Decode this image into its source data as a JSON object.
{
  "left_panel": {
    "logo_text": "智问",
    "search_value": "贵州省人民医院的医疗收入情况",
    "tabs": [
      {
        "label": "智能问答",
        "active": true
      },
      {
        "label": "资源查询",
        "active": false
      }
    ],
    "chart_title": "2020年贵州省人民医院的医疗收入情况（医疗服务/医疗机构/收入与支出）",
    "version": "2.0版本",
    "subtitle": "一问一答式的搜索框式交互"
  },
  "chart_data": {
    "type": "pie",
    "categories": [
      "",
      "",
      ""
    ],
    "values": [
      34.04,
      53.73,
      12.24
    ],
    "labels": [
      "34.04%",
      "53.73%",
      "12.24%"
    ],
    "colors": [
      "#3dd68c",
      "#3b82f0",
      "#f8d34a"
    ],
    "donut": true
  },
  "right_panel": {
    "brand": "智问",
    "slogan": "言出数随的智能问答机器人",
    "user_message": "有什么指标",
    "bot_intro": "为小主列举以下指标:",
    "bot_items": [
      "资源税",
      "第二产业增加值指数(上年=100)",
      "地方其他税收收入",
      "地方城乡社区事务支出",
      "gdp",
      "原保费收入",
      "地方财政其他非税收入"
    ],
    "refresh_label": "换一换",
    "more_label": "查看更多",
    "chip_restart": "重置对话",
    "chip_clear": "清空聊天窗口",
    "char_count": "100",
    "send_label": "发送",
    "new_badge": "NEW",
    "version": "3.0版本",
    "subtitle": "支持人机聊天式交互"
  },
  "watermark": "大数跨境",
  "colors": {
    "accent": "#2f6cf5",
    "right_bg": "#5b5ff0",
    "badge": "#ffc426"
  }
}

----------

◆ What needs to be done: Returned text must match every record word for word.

◆ Answer to the exercise:
Decode this image into its source data as a JSON object.
{
  "left_panel": {
    "logo_text": "智问",
    "search_value": "贵州省人民医院的医疗收入情况",
    "tabs": [
      {
        "label": "智能问答",
        "active": true
      },
      {
        "label": "资源查询",
        "active": false
      }
    ],
    "chart_title": "2020年贵州省人民医院的医疗收入情况（医疗服务/医疗机构/收入与支出）",
    "version": "2.0版本",
    "subtitle": "一问一答式的搜索框式交互"
  },
  "chart_data": {
    "type": "pie",
    "categories": [
      "",
      "",
      ""
    ],
    "values": [
      34.04,
      53.73,
      12.24
    ],
    "labels": [
      "34.04%",
      "53.73%",
      "12.24%"
    ],
    "colors": [
      "#3dd68c",
      "#3b82f0",
      "#f8d34a"
    ],
    "donut": true
  },
  "right_panel": {
    "brand": "智问",
    "slogan": "言出数随的智能问答机器人",
    "user_message": "有什么指标",
    "bot_intro": "为小主列举以下指标:",
    "bot_items": [
      "资源税",
      "第二产业增加值指数(上年=100)",
      "地方其他税收收入",
      "地方城乡社区事务支出",
      "gdp",
      "原保费收入",
      "地方财政其他非税收入"
    ],
    "refresh_label": "换一换",
    "more_label": "查看更多",
    "chip_restart": "重置对话",
    "chip_clear": "清空聊天窗口",
    "char_count": "100",
    "send_label": "发送",
    "new_badge": "NEW",
    "version": "3.0版本",
    "subtitle": "支持人机聊天式交互"
  },
  "watermark": "大数跨境",
  "colors": {
    "accent": "#2f6cf5",
    "right_bg": "#5b5ff0",
    "badge": "#ffc426"
  }
}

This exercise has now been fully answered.